Records drawn from a dataset
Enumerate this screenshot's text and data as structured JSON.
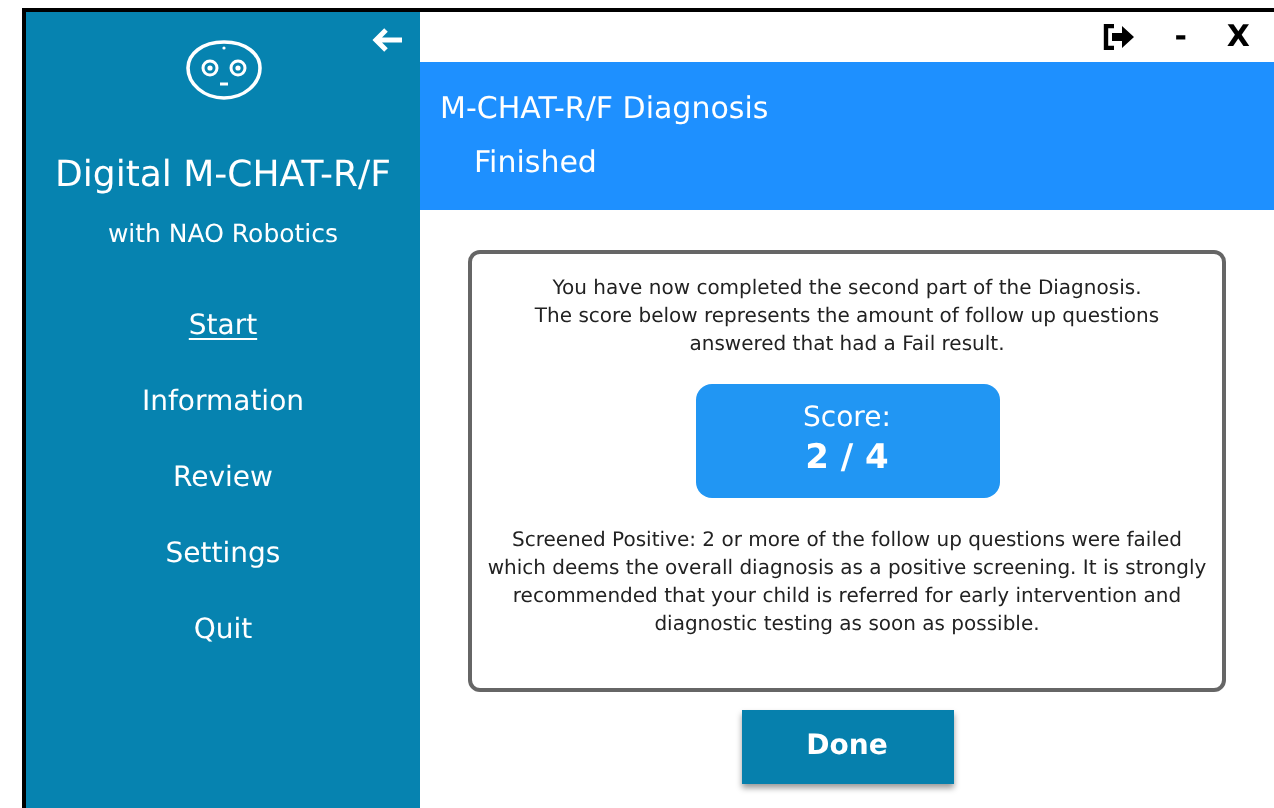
{
  "sidebar": {
    "title": "Digital M-CHAT-R/F",
    "subtitle": "with NAO Robotics",
    "items": [
      {
        "label": "Start",
        "selected": true
      },
      {
        "label": "Information",
        "selected": false
      },
      {
        "label": "Review",
        "selected": false
      },
      {
        "label": "Settings",
        "selected": false
      },
      {
        "label": "Quit",
        "selected": false
      }
    ]
  },
  "window_controls": {
    "minimize": "-",
    "close": "X"
  },
  "header": {
    "title": "M-CHAT-R/F Diagnosis",
    "subtitle": "Finished"
  },
  "card": {
    "intro": "You have now completed the second part of the Diagnosis.\nThe score below represents the amount of follow up questions answered that had a Fail result.",
    "score_label": "Score:",
    "score_value": "2 / 4",
    "result": "Screened Positive: 2 or more of the follow up questions were failed which deems the overall diagnosis as a positive screening. It is strongly recommended that your child is referred for early intervention and diagnostic testing as soon as possible."
  },
  "done_button": "Done"
}
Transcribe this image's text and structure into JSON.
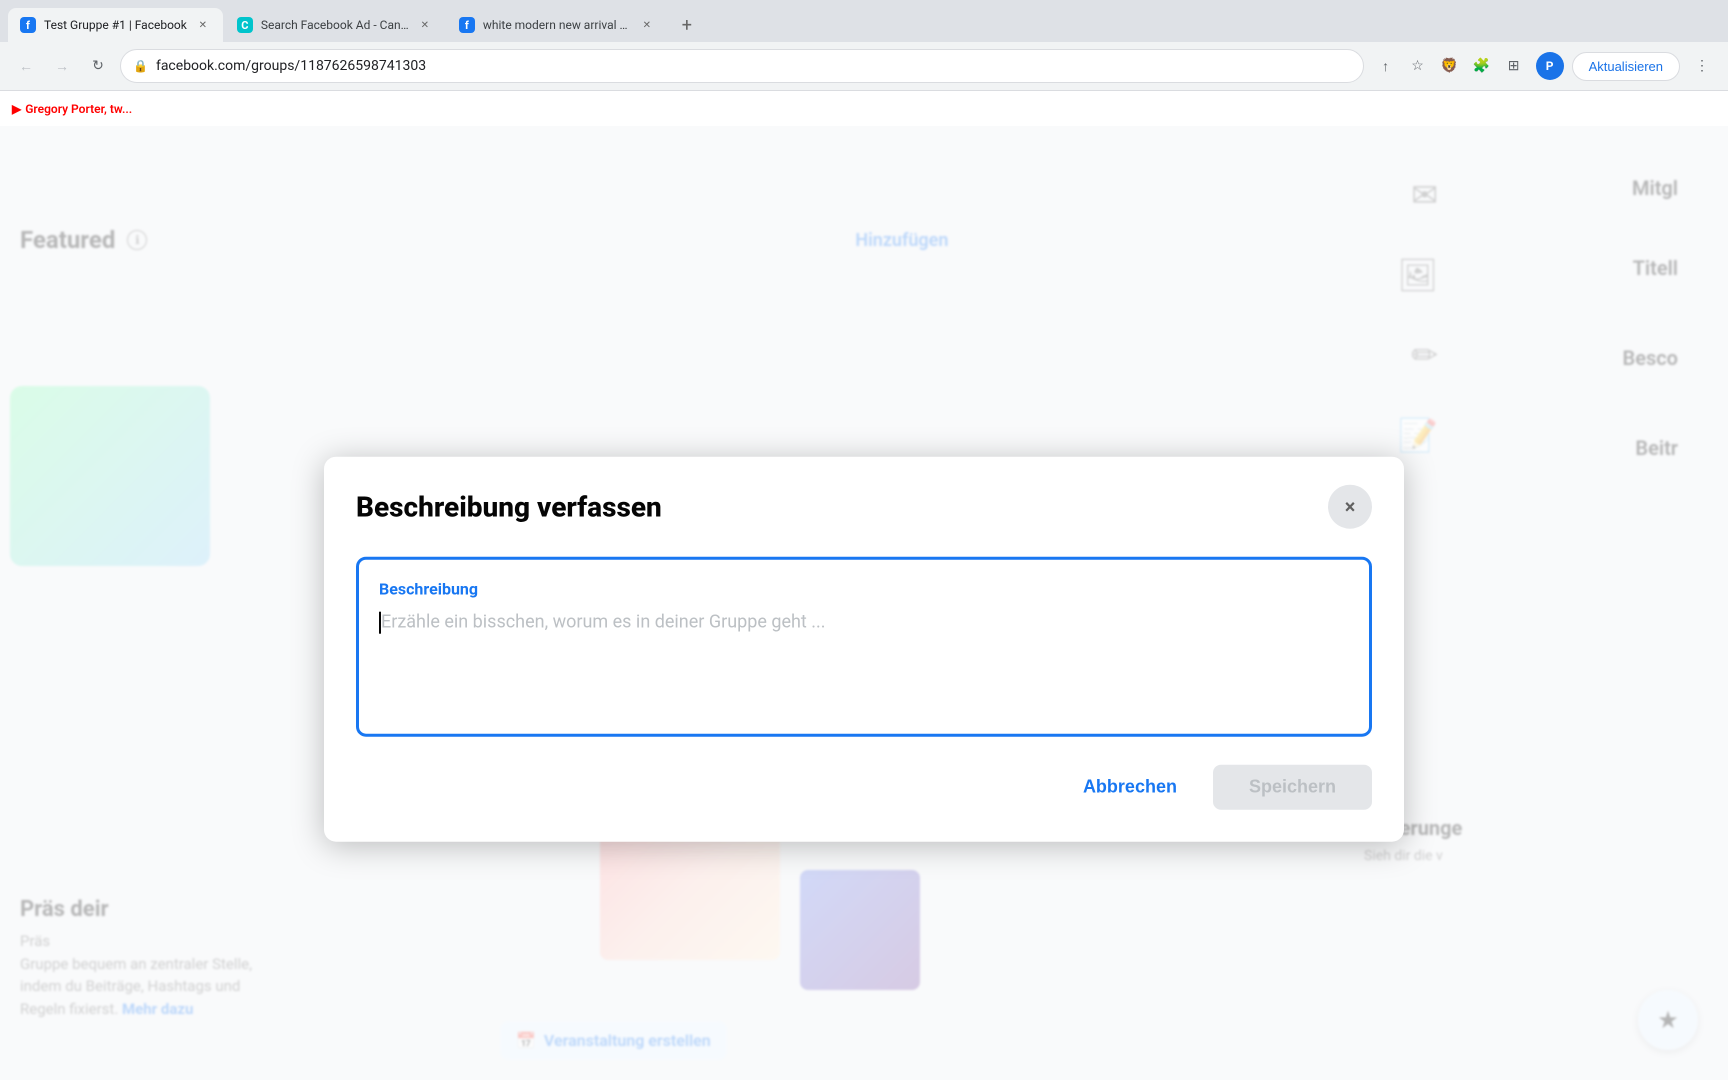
{
  "browser": {
    "tabs": [
      {
        "id": "tab-facebook",
        "label": "Test Gruppe #1 | Facebook",
        "favicon_color": "#1877f2",
        "favicon_letter": "f",
        "active": true
      },
      {
        "id": "tab-canva",
        "label": "Search Facebook Ad - Canva",
        "favicon_color": "#00c4cc",
        "favicon_letter": "C",
        "active": false
      },
      {
        "id": "tab-white",
        "label": "white modern new arrival watc...",
        "favicon_color": "#1877f2",
        "favicon_letter": "f",
        "active": false
      }
    ],
    "address": "facebook.com/groups/1187626598741303",
    "update_button": "Aktualisieren",
    "yt_label": "Gregory Porter, tw..."
  },
  "page": {
    "featured_label": "Featured",
    "hinzufugen_label": "Hinzufügen",
    "mitgl_label": "Mitgl",
    "titel_label": "Titell",
    "besc_label": "Besco",
    "beitr_label": "Beitr",
    "anderung_title": "Änderunge",
    "anderung_text": "Sieh dir die v",
    "promo_title": "Präs deir",
    "promo_text_1": "Präs",
    "promo_text_2": "Gruppe bequem an zentraler Stelle,",
    "promo_text_3": "indem du Beiträge, Hashtags und",
    "promo_text_4": "Regeln fixierst.",
    "promo_mehr": "Mehr dazu",
    "event_btn_label": "Veranstaltung erstellen"
  },
  "modal": {
    "title": "Beschreibung verfassen",
    "close_icon": "×",
    "textarea_label": "Beschreibung",
    "textarea_placeholder": "Erzähle ein bisschen, worum es in deiner Gruppe geht ...",
    "cancel_label": "Abbrechen",
    "save_label": "Speichern"
  },
  "icons": {
    "info": "ℹ",
    "close": "✕",
    "back": "←",
    "forward": "→",
    "reload": "↻",
    "star": "☆",
    "shield": "🛡",
    "puzzle": "🧩",
    "grid": "⊞",
    "menu": "⋮",
    "lock": "🔒",
    "share": "↑",
    "bookmark": "☆",
    "mail": "✉",
    "image": "🖼",
    "pencil": "✏",
    "edit": "📝",
    "calendar": "📅",
    "star_filled": "★",
    "youtube": "▶"
  }
}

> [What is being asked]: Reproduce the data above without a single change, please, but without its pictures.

> [Written response]:
Enumerate this screenshot's text and data as structured JSON.
{
  "sidebar": {
    "title": "Digital M-CHAT-R/F",
    "subtitle": "with NAO Robotics",
    "items": [
      {
        "label": "Start",
        "selected": true
      },
      {
        "label": "Information",
        "selected": false
      },
      {
        "label": "Review",
        "selected": false
      },
      {
        "label": "Settings",
        "selected": false
      },
      {
        "label": "Quit",
        "selected": false
      }
    ]
  },
  "window_controls": {
    "minimize": "-",
    "close": "X"
  },
  "header": {
    "title": "M-CHAT-R/F Diagnosis",
    "subtitle": "Finished"
  },
  "card": {
    "intro": "You have now completed the second part of the Diagnosis.\nThe score below represents the amount of follow up questions answered that had a Fail result.",
    "score_label": "Score:",
    "score_value": "2 / 4",
    "result": "Screened Positive: 2 or more of the follow up questions were failed which deems the overall diagnosis as a positive screening. It is strongly recommended that your child is referred for early intervention and diagnostic testing as soon as possible."
  },
  "done_button": "Done"
}
Transcribe this image's text and structure into JSON.
{
  "browser": {
    "tabs": [
      {
        "id": "tab-facebook",
        "label": "Test Gruppe #1 | Facebook",
        "favicon_color": "#1877f2",
        "favicon_letter": "f",
        "active": true
      },
      {
        "id": "tab-canva",
        "label": "Search Facebook Ad - Canva",
        "favicon_color": "#00c4cc",
        "favicon_letter": "C",
        "active": false
      },
      {
        "id": "tab-white",
        "label": "white modern new arrival watc...",
        "favicon_color": "#1877f2",
        "favicon_letter": "f",
        "active": false
      }
    ],
    "address": "facebook.com/groups/1187626598741303",
    "update_button": "Aktualisieren",
    "yt_label": "Gregory Porter, tw..."
  },
  "page": {
    "featured_label": "Featured",
    "hinzufugen_label": "Hinzufügen",
    "mitgl_label": "Mitgl",
    "titel_label": "Titell",
    "besc_label": "Besco",
    "beitr_label": "Beitr",
    "anderung_title": "Änderunge",
    "anderung_text": "Sieh dir die v",
    "promo_title": "Präs deir",
    "promo_text_1": "Präs",
    "promo_text_2": "Gruppe bequem an zentraler Stelle,",
    "promo_text_3": "indem du Beiträge, Hashtags und",
    "promo_text_4": "Regeln fixierst.",
    "promo_mehr": "Mehr dazu",
    "event_btn_label": "Veranstaltung erstellen"
  },
  "modal": {
    "title": "Beschreibung verfassen",
    "close_icon": "×",
    "textarea_label": "Beschreibung",
    "textarea_placeholder": "Erzähle ein bisschen, worum es in deiner Gruppe geht ...",
    "cancel_label": "Abbrechen",
    "save_label": "Speichern"
  },
  "icons": {
    "info": "ℹ",
    "close": "✕",
    "back": "←",
    "forward": "→",
    "reload": "↻",
    "star": "☆",
    "shield": "🛡",
    "puzzle": "🧩",
    "grid": "⊞",
    "menu": "⋮",
    "lock": "🔒",
    "share": "↑",
    "bookmark": "☆",
    "mail": "✉",
    "image": "🖼",
    "pencil": "✏",
    "edit": "📝",
    "calendar": "📅",
    "star_filled": "★",
    "youtube": "▶"
  }
}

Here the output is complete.